--- TASK TO CARRY OUT ---
Would you repeat the entries below word for word and omit the pictures?
^^^^^^^^
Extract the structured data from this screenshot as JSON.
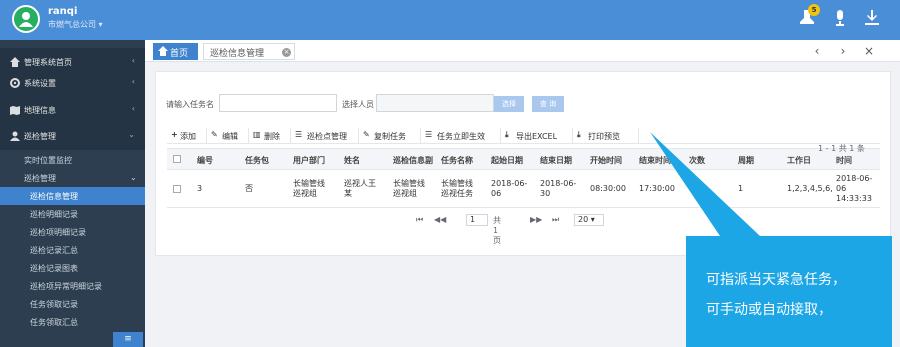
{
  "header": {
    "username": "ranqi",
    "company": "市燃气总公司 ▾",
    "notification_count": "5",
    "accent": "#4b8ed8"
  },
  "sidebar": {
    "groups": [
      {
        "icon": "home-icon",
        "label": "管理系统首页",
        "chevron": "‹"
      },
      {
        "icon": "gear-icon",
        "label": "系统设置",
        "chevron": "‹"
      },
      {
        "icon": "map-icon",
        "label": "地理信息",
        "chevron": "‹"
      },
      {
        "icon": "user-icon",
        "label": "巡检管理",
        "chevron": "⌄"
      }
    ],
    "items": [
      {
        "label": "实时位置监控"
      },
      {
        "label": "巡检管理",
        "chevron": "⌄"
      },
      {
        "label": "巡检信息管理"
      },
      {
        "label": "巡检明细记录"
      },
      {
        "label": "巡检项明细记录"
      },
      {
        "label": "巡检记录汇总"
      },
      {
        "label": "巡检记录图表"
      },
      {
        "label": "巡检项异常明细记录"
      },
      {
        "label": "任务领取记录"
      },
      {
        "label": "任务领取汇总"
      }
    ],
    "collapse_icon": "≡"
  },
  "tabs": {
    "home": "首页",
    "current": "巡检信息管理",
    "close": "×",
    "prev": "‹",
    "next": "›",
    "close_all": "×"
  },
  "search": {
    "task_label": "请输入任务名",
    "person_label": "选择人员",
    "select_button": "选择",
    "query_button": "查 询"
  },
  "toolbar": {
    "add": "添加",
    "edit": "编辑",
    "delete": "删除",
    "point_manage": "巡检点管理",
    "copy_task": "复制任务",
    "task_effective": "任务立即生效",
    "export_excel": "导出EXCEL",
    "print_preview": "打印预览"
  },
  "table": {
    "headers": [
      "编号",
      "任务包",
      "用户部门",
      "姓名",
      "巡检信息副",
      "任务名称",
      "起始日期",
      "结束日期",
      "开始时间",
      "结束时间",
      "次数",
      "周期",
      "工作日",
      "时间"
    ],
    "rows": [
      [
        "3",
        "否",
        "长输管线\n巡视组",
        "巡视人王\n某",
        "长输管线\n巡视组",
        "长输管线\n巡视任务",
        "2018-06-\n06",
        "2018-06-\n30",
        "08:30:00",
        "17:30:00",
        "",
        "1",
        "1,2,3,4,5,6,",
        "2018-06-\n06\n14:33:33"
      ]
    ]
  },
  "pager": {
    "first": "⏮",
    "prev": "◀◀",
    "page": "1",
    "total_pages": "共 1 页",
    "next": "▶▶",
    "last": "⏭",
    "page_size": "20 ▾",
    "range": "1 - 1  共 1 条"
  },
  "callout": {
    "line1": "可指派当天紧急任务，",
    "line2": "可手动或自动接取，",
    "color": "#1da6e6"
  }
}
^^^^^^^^
--- SOLUTION ---
Extract the structured data from this screenshot as JSON.
{
  "header": {
    "username": "ranqi",
    "company": "市燃气总公司 ▾",
    "notification_count": "5",
    "accent": "#4b8ed8"
  },
  "sidebar": {
    "groups": [
      {
        "icon": "home-icon",
        "label": "管理系统首页",
        "chevron": "‹"
      },
      {
        "icon": "gear-icon",
        "label": "系统设置",
        "chevron": "‹"
      },
      {
        "icon": "map-icon",
        "label": "地理信息",
        "chevron": "‹"
      },
      {
        "icon": "user-icon",
        "label": "巡检管理",
        "chevron": "⌄"
      }
    ],
    "items": [
      {
        "label": "实时位置监控"
      },
      {
        "label": "巡检管理",
        "chevron": "⌄"
      },
      {
        "label": "巡检信息管理"
      },
      {
        "label": "巡检明细记录"
      },
      {
        "label": "巡检项明细记录"
      },
      {
        "label": "巡检记录汇总"
      },
      {
        "label": "巡检记录图表"
      },
      {
        "label": "巡检项异常明细记录"
      },
      {
        "label": "任务领取记录"
      },
      {
        "label": "任务领取汇总"
      }
    ],
    "collapse_icon": "≡"
  },
  "tabs": {
    "home": "首页",
    "current": "巡检信息管理",
    "close": "×",
    "prev": "‹",
    "next": "›",
    "close_all": "×"
  },
  "search": {
    "task_label": "请输入任务名",
    "person_label": "选择人员",
    "select_button": "选择",
    "query_button": "查 询"
  },
  "toolbar": {
    "add": "添加",
    "edit": "编辑",
    "delete": "删除",
    "point_manage": "巡检点管理",
    "copy_task": "复制任务",
    "task_effective": "任务立即生效",
    "export_excel": "导出EXCEL",
    "print_preview": "打印预览"
  },
  "table": {
    "headers": [
      "编号",
      "任务包",
      "用户部门",
      "姓名",
      "巡检信息副",
      "任务名称",
      "起始日期",
      "结束日期",
      "开始时间",
      "结束时间",
      "次数",
      "周期",
      "工作日",
      "时间"
    ],
    "rows": [
      [
        "3",
        "否",
        "长输管线\n巡视组",
        "巡视人王\n某",
        "长输管线\n巡视组",
        "长输管线\n巡视任务",
        "2018-06-\n06",
        "2018-06-\n30",
        "08:30:00",
        "17:30:00",
        "",
        "1",
        "1,2,3,4,5,6,",
        "2018-06-\n06\n14:33:33"
      ]
    ]
  },
  "pager": {
    "first": "⏮",
    "prev": "◀◀",
    "page": "1",
    "total_pages": "共 1 页",
    "next": "▶▶",
    "last": "⏭",
    "page_size": "20 ▾",
    "range": "1 - 1  共 1 条"
  },
  "callout": {
    "line1": "可指派当天紧急任务，",
    "line2": "可手动或自动接取，",
    "color": "#1da6e6"
  }
}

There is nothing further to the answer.